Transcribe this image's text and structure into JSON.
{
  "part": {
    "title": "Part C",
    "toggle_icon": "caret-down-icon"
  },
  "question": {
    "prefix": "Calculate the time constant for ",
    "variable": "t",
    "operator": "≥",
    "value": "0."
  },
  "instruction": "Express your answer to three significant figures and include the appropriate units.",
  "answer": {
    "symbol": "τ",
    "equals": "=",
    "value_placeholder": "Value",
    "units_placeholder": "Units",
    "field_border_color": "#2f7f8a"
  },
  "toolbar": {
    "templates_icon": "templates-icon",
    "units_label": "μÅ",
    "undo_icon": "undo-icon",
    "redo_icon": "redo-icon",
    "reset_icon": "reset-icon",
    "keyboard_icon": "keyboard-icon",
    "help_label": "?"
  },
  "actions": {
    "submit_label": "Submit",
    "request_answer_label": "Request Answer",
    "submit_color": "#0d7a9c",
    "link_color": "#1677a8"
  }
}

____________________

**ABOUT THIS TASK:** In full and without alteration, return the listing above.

**ANSWER BOX:**
Transcribe this image's text and structure into JSON.
{
  "part": {
    "title": "Part C",
    "toggle_icon": "caret-down-icon"
  },
  "question": {
    "prefix": "Calculate the time constant for ",
    "variable": "t",
    "operator": "≥",
    "value": "0."
  },
  "instruction": "Express your answer to three significant figures and include the appropriate units.",
  "answer": {
    "symbol": "τ",
    "equals": "=",
    "value_placeholder": "Value",
    "units_placeholder": "Units",
    "field_border_color": "#2f7f8a"
  },
  "toolbar": {
    "templates_icon": "templates-icon",
    "units_label": "μÅ",
    "undo_icon": "undo-icon",
    "redo_icon": "redo-icon",
    "reset_icon": "reset-icon",
    "keyboard_icon": "keyboard-icon",
    "help_label": "?"
  },
  "actions": {
    "submit_label": "Submit",
    "request_answer_label": "Request Answer",
    "submit_color": "#0d7a9c",
    "link_color": "#1677a8"
  }
}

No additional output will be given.